ABOUT THIS EXERCISE » Find the string "JSON" in the records. Copy each line that has it.

EXTRACTED RECORDS »
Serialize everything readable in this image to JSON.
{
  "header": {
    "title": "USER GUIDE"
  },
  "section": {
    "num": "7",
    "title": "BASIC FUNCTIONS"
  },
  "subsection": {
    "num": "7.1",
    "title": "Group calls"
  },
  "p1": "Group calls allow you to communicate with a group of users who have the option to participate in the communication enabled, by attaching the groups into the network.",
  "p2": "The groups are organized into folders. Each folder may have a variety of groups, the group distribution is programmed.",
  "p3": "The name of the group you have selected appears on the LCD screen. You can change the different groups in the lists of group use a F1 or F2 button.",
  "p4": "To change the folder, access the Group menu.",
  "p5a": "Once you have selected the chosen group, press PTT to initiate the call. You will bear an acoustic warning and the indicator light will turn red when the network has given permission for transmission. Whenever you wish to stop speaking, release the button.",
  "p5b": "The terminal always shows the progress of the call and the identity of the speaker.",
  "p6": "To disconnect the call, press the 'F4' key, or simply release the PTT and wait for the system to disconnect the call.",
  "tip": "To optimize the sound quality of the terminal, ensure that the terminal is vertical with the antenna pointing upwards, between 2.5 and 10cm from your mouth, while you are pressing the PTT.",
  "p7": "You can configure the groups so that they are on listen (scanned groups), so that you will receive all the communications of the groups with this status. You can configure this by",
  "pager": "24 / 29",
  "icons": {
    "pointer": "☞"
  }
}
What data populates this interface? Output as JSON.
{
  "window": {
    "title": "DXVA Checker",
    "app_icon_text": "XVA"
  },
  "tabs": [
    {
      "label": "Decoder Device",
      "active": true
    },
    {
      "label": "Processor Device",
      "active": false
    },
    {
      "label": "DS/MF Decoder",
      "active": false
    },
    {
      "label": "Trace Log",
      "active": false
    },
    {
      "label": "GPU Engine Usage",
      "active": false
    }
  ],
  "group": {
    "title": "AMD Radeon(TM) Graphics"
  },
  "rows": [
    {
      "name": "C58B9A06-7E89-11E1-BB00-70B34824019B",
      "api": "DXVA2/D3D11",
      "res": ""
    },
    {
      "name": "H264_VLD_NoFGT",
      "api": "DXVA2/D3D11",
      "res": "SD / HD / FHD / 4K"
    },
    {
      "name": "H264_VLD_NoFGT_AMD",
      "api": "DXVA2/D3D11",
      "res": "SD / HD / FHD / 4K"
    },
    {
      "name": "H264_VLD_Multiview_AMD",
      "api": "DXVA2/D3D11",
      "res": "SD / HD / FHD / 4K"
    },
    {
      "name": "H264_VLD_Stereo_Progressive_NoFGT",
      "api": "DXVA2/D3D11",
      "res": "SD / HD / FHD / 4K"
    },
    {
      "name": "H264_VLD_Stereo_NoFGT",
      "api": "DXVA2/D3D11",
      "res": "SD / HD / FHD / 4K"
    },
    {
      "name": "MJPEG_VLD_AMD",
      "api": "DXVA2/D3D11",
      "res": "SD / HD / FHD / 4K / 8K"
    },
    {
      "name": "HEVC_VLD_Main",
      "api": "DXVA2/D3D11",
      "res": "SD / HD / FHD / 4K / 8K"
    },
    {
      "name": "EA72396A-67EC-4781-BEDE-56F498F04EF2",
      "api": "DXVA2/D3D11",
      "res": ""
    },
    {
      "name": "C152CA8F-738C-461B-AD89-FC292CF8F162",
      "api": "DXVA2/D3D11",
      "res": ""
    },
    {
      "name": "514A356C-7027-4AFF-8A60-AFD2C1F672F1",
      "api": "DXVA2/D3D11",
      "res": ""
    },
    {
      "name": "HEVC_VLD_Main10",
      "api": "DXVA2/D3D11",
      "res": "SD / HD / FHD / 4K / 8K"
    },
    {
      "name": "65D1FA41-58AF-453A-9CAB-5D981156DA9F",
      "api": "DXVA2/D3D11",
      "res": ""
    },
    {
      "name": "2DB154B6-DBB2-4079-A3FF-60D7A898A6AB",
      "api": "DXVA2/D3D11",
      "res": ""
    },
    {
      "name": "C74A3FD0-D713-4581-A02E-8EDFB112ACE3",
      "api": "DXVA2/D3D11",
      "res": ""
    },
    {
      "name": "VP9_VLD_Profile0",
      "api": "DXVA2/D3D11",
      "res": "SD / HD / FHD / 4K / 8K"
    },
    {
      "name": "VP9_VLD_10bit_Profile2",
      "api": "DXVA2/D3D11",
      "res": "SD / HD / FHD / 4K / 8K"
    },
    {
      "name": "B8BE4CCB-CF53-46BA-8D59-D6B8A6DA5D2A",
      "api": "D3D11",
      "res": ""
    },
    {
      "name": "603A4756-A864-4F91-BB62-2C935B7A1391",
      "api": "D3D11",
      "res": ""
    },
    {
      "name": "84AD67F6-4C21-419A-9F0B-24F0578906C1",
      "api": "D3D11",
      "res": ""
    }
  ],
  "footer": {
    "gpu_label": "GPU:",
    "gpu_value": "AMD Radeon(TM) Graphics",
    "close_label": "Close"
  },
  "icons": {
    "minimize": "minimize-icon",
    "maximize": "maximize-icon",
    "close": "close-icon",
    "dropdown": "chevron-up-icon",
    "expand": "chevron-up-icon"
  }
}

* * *

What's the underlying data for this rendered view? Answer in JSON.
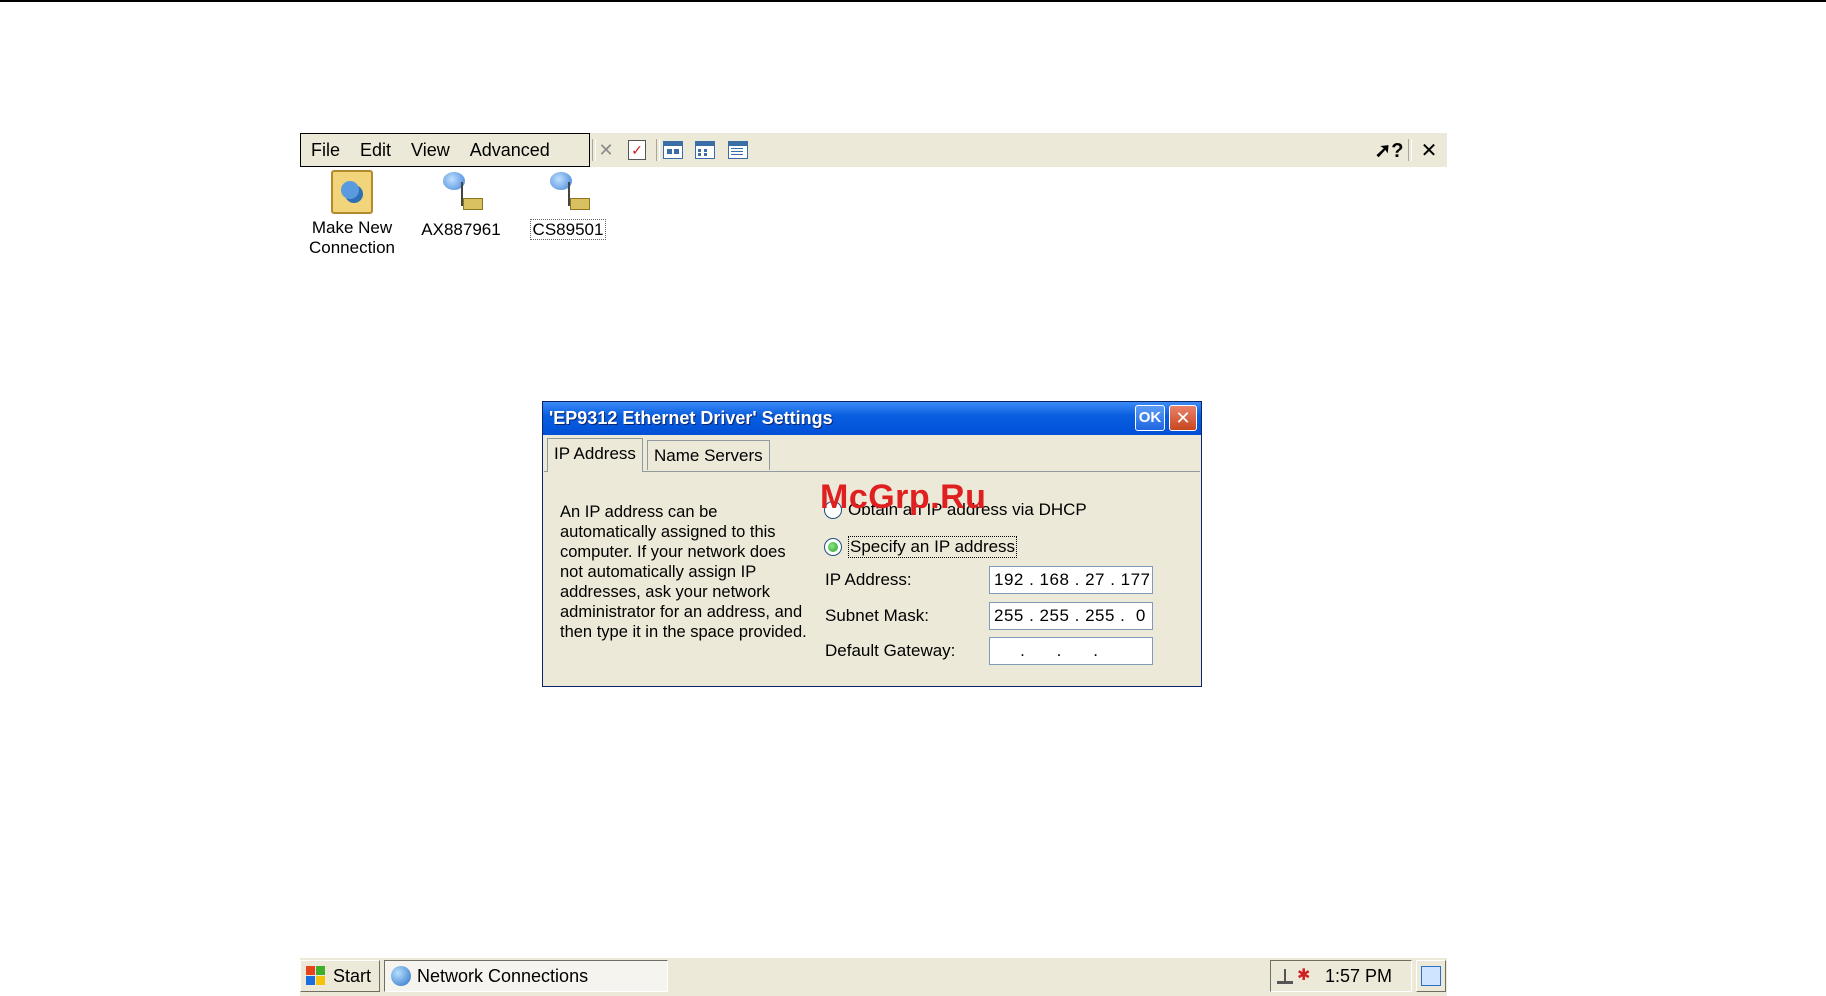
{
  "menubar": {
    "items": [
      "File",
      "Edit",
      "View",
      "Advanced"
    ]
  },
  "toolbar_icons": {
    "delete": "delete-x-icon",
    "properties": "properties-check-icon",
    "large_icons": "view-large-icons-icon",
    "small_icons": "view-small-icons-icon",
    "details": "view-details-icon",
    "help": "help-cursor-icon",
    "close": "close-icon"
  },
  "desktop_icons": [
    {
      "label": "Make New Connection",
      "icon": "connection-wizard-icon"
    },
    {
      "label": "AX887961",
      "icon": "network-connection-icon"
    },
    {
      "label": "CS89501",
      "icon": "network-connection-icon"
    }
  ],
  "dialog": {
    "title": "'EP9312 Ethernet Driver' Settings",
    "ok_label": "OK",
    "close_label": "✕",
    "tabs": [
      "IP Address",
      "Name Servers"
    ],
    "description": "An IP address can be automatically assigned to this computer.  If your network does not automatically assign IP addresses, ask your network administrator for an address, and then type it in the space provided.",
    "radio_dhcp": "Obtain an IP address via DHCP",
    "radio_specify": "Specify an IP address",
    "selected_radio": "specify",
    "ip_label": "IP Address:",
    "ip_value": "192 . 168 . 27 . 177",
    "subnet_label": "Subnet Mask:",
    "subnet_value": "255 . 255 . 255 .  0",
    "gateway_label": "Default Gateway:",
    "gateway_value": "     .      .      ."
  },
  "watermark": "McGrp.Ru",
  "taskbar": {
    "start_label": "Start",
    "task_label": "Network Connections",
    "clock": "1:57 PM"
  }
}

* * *

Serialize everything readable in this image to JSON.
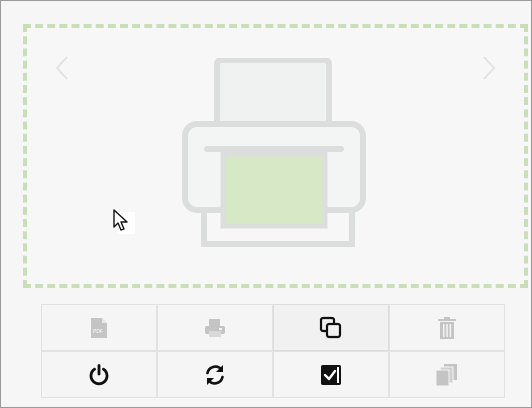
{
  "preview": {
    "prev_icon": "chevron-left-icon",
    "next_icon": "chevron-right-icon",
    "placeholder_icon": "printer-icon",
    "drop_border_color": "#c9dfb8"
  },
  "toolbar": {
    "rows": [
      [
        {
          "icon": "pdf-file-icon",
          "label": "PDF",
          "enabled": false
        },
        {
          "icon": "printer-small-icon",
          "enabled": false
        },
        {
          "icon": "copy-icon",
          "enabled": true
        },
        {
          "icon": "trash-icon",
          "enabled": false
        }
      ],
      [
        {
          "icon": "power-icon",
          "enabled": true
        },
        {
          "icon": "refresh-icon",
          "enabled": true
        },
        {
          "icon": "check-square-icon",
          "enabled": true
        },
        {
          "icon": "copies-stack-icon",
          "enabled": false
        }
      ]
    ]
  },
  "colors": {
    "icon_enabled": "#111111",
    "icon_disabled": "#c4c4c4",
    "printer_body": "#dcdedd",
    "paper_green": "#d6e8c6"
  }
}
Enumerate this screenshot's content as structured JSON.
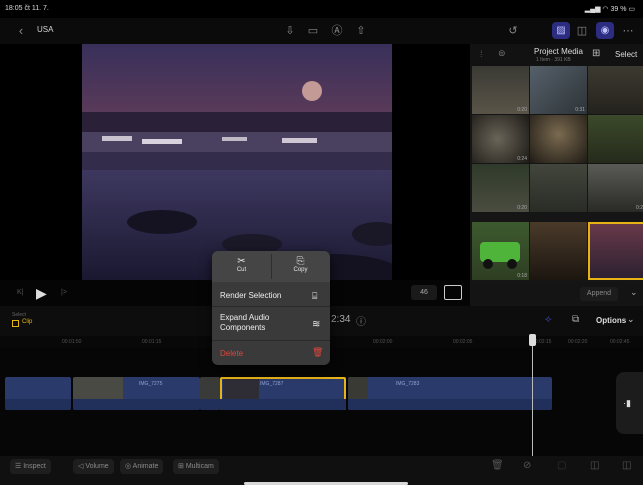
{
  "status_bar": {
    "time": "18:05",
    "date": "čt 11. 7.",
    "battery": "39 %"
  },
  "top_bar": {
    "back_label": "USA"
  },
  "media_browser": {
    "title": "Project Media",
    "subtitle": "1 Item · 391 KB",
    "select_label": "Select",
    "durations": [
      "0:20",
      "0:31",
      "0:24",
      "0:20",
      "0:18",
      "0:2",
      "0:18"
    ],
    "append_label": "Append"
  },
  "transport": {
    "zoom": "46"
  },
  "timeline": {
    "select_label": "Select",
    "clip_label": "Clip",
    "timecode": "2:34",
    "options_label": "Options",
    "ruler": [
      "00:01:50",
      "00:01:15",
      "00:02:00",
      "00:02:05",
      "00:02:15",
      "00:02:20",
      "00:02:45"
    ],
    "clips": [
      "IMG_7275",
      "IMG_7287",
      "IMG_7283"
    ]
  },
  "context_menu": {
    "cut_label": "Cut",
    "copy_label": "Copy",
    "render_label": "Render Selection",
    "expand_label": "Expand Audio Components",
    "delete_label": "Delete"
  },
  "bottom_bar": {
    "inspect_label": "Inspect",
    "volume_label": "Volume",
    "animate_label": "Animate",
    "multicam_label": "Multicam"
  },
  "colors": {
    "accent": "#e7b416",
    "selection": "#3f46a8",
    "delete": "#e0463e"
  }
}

SOLUTION TO THE EXERCISE »
Serialize everything readable in this image to JSON.
What data populates this interface? Output as JSON.
What's the underlying data for this rendered view? Answer in JSON.
Serialize everything readable in this image to JSON.
Enumerate this screenshot's content as structured JSON.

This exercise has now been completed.